Kingdom of Tonga
LOCATION AND SIZE.
The Tonga archipelago (group of islands) is in the Pacific Ocean about 4,000 kilometers (2,500 miles) southwest of Hawaii and about 1,600 kilometers (1,000 miles) northeast of New Zealand. The country consists of a series of islands, clustered into 3 main groups: Tongatapu, Ha'apai, and Vava'u; these were formerly known as the Friendly Islands. The total land area is 748 square kilometers (289 square miles), about 4 times the size of Washington, D.C. The coastline is 419 kilometers (260 miles). The capital is located on Tongatapu island.
The population of Tonga was estimated at 102,321 in mid-2000, a slight increase over the 1996 census population of 97,784. In 2000 the birth rate stood at 27.2 per 1,000 while the death rate stood at 6.1 per 1,000. With a projected annual population growth rate of 0.6 percent in the decade beginning with 2001, the population is expected to reach 104,100 by 2010. This relatively slow rate of growth is a result of an annual net migration rate of 15.1 per 1,000 population. Much of this migration is to New Zealand, but Tongans have also settled in Australia, the United States, and Europe.

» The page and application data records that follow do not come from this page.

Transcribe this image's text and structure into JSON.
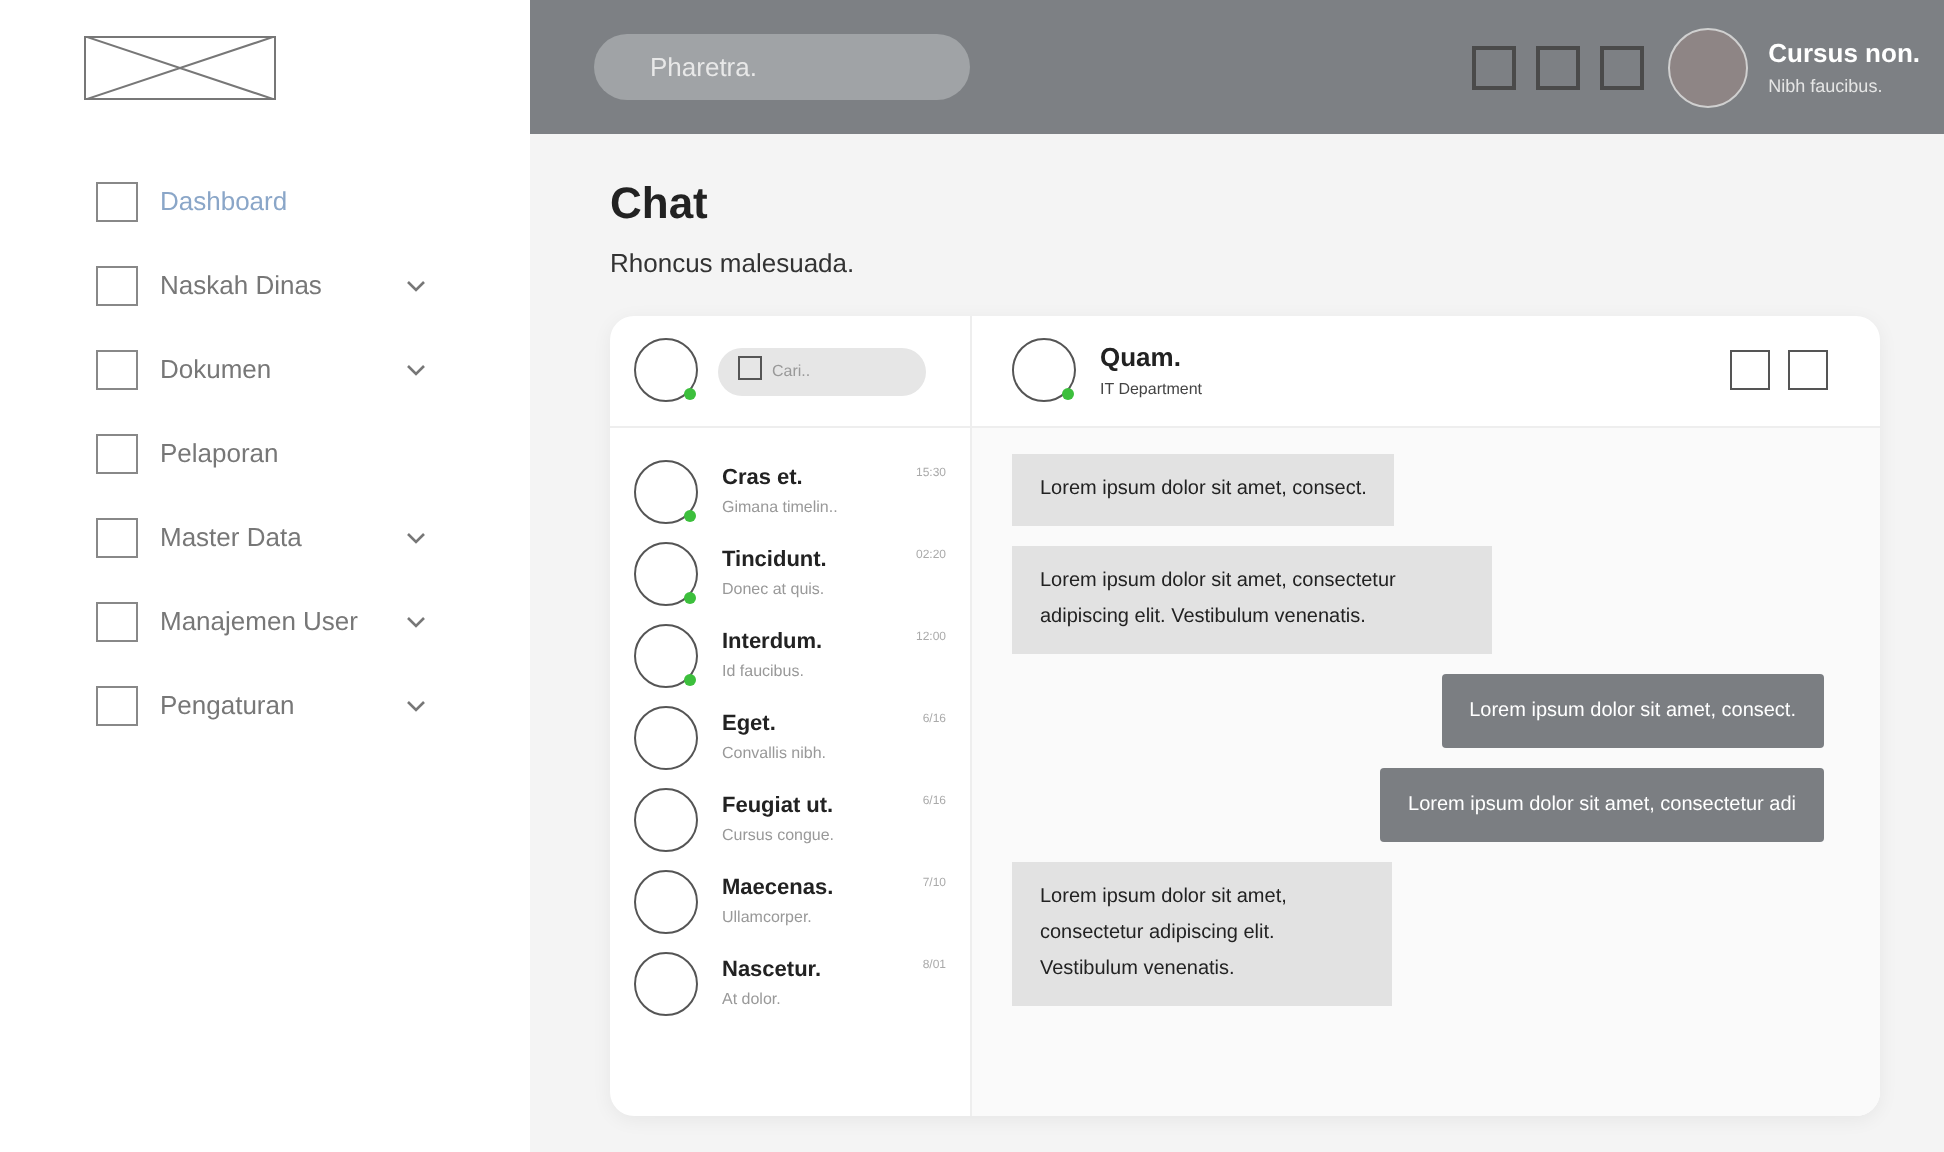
{
  "header": {
    "search": {
      "placeholder": "Pharetra."
    },
    "user": {
      "name": "Cursus non.",
      "subtitle": "Nibh faucibus."
    }
  },
  "sidebar": {
    "items": [
      {
        "label": "Dashboard",
        "selected": true,
        "expandable": false
      },
      {
        "label": "Naskah Dinas",
        "selected": false,
        "expandable": true
      },
      {
        "label": "Dokumen",
        "selected": false,
        "expandable": true
      },
      {
        "label": "Pelaporan",
        "selected": false,
        "expandable": false
      },
      {
        "label": "Master Data",
        "selected": false,
        "expandable": true
      },
      {
        "label": "Manajemen User",
        "selected": false,
        "expandable": true
      },
      {
        "label": "Pengaturan",
        "selected": false,
        "expandable": true
      }
    ]
  },
  "page": {
    "title": "Chat",
    "subtitle": "Rhoncus malesuada."
  },
  "contacts": {
    "self_online": true,
    "search": {
      "placeholder": "Cari.."
    },
    "items": [
      {
        "name": "Cras et.",
        "preview": "Gimana timelin..",
        "time": "15:30",
        "online": true
      },
      {
        "name": "Tincidunt.",
        "preview": "Donec at quis.",
        "time": "02:20",
        "online": true
      },
      {
        "name": "Interdum.",
        "preview": "Id faucibus.",
        "time": "12:00",
        "online": true
      },
      {
        "name": "Eget.",
        "preview": "Convallis nibh.",
        "time": "6/16",
        "online": false
      },
      {
        "name": "Feugiat ut.",
        "preview": "Cursus congue.",
        "time": "6/16",
        "online": false
      },
      {
        "name": "Maecenas.",
        "preview": "Ullamcorper.",
        "time": "7/10",
        "online": false
      },
      {
        "name": "Nascetur.",
        "preview": "At dolor.",
        "time": "8/01",
        "online": false
      }
    ]
  },
  "conversation": {
    "name": "Quam.",
    "department": "IT Department",
    "online": true,
    "messages": [
      {
        "kind": "received",
        "text": "Lorem ipsum dolor sit amet, consect."
      },
      {
        "kind": "received",
        "text": "Lorem ipsum dolor sit amet, consectetur adipiscing elit. Vestibulum venenatis."
      },
      {
        "kind": "sent",
        "text": "Lorem ipsum dolor sit amet, consect."
      },
      {
        "kind": "sent",
        "text": "Lorem ipsum dolor sit amet, consectetur adi"
      },
      {
        "kind": "received",
        "text": "Lorem ipsum dolor sit amet, consectetur adipiscing elit. Vestibulum venenatis."
      }
    ]
  }
}
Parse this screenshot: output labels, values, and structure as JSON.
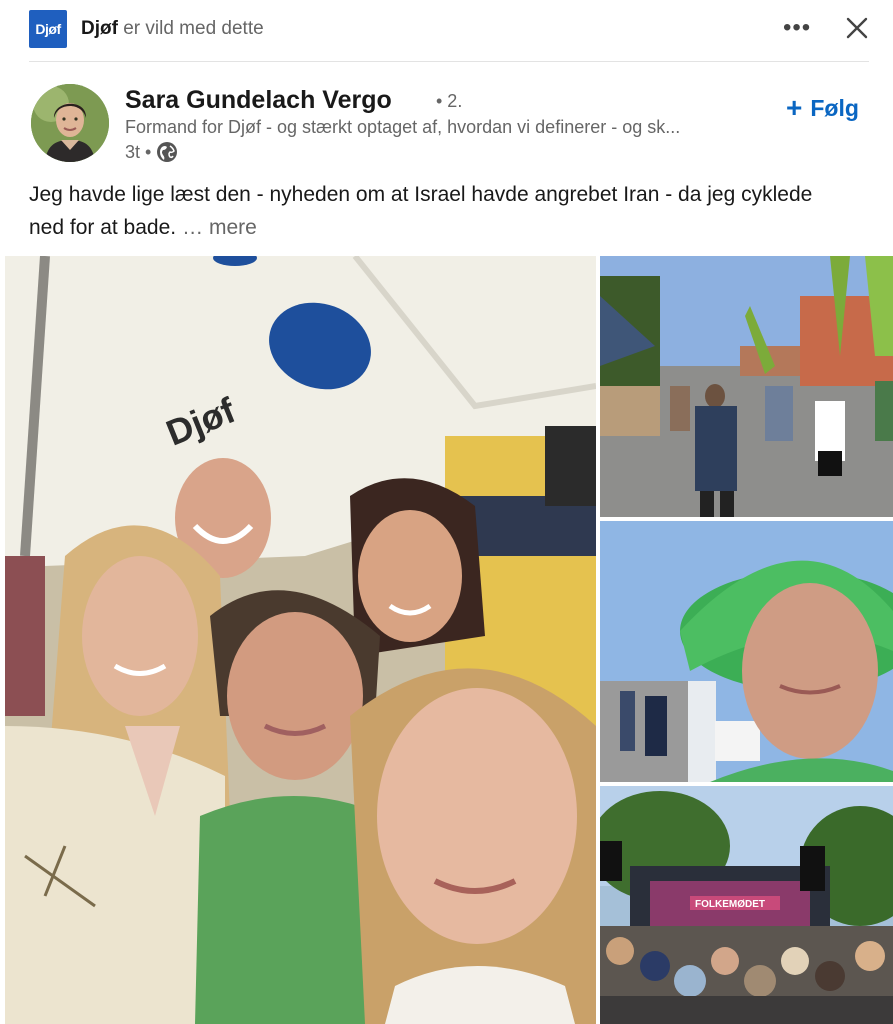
{
  "activity": {
    "org_logo_text": "Djøf",
    "org_name": "Djøf",
    "action_text": "er vild med dette",
    "more_icon": "more-horizontal-icon",
    "close_icon": "close-icon"
  },
  "author": {
    "name": "Sara Gundelach Vergo",
    "degree": "• 2.",
    "headline": "Formand for Djøf - og stærkt optaget af, hvordan vi definerer - og sk...",
    "time": "3t •",
    "visibility_icon": "globe-icon",
    "follow_label": "Følg",
    "follow_icon": "plus-icon"
  },
  "post": {
    "text": "Jeg havde lige læst den - nyheden om at Israel havde angrebet Iran - da jeg cyklede ned for at bade.",
    "more_label": "… mere"
  },
  "media": {
    "main_tent_text": "Djøf",
    "stage_banner_text": "FOLKEMØDET"
  },
  "colors": {
    "accent": "#0a66c2",
    "brand": "#1f5fbf",
    "secondary_text": "#666666"
  }
}
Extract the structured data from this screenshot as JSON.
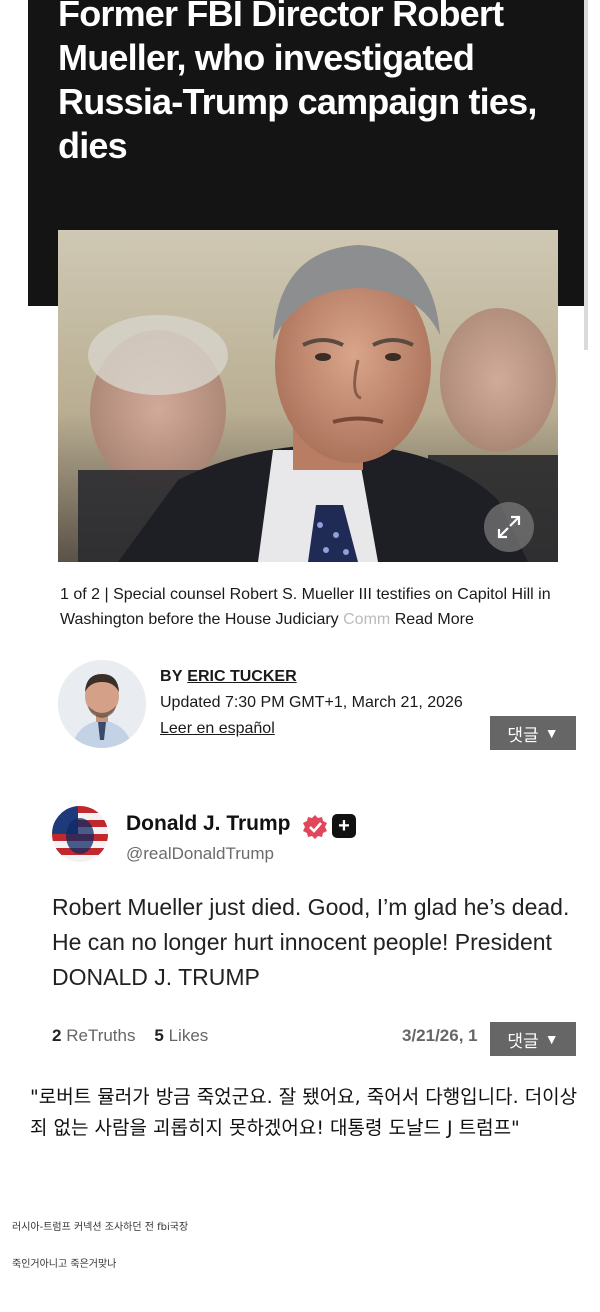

The population is predominantly of Tongan (Polynesian) ethnic origin, although there are small numbers of Europeans and Chinese. Only 32 percent of the population live in urban areas, mainly the capital, Nuku'alofa. The urban growth rate is only slightly higher than the total growth rate, which was estimated at 1.91 percent in 2000. The Tongan population is very young, with nearly 42 percent under 15 years of age. Those between the ages of 15 and 64 make up 54 percent of the population, with the remaining 4 percent 65 years old and over. Various branches of Christianity, including Roman Catholicism, the Tokaikolo Church of Christ, and Free Wesleyan, are among those practiced on Tonga.
Tourism's contribution to GDP is rather minimal (about 2 to 3 percent), and it employs about 1,400 people. The industry began expanding in the late 1980s, when it welcomed 20,000 visitors per year, to 1995, when it welcomed 29,000, though there have been some fluctuations since then. Improvements in domestic and international air services have contributed to this growth, especially after the restructuring of Royal Air Tonga, the national airline. This carrier has flights to and from Australia, New Zealand, Fiji, Samoa, and Niue. Other airlines serving Tonga include Air New Zealand, Air Pacific, Polynesian Airlines, and Samoa Air. Tourists visit Tonga for beaches, sun, and diving, but also to explore sites unique to the region, such as the 19th century royal palace and the Ha'amonga-a-Maui, a large trilithon (stone arch-way) built by a Tongan king sometime before the 13th century. Also on the island of Tongatapu are trees full of sacred bats, which only the monarch is allowed to kill, although presumably does not because of their tourist value.
International financial services are limited in Tonga. The domestic market is mostly served by the Bank of Tonga, ANZ (Australia New Zealand) Bank, and MBF (Malaysian Borneo Finance).
Retail services are typical of those available in a small Pacific nation. In the capital, Nuku'alofa, shops provide a reasonable range of products, mainly food goods from New Zealand and manufactured goods from Asia. In other parts of the country, small village shops supply only the most basic goods. Many Tongans also rely on goods packages from relatives living overseas, which are consumed within the family or sold to others.
Tonga has no territories or colonies.
Pa'anga (T$ or TOP). There are coins of 1, 2, 5, 20, 50 seniti and 1 and 2 pa'anga, and notes of 1, 2, 5, 20, and 50 pa'anga. One pa'anga equals 100 seniti.
Squash, fish, vanilla beans.
Food, machinery and transport equipment, fuels, chemicals.
GROSS DOMESTIC PRODUCT:
BALANCE OF TRADE:
Exports: US$8 million (1998 est.). Imports: US$69 million (1998 est.).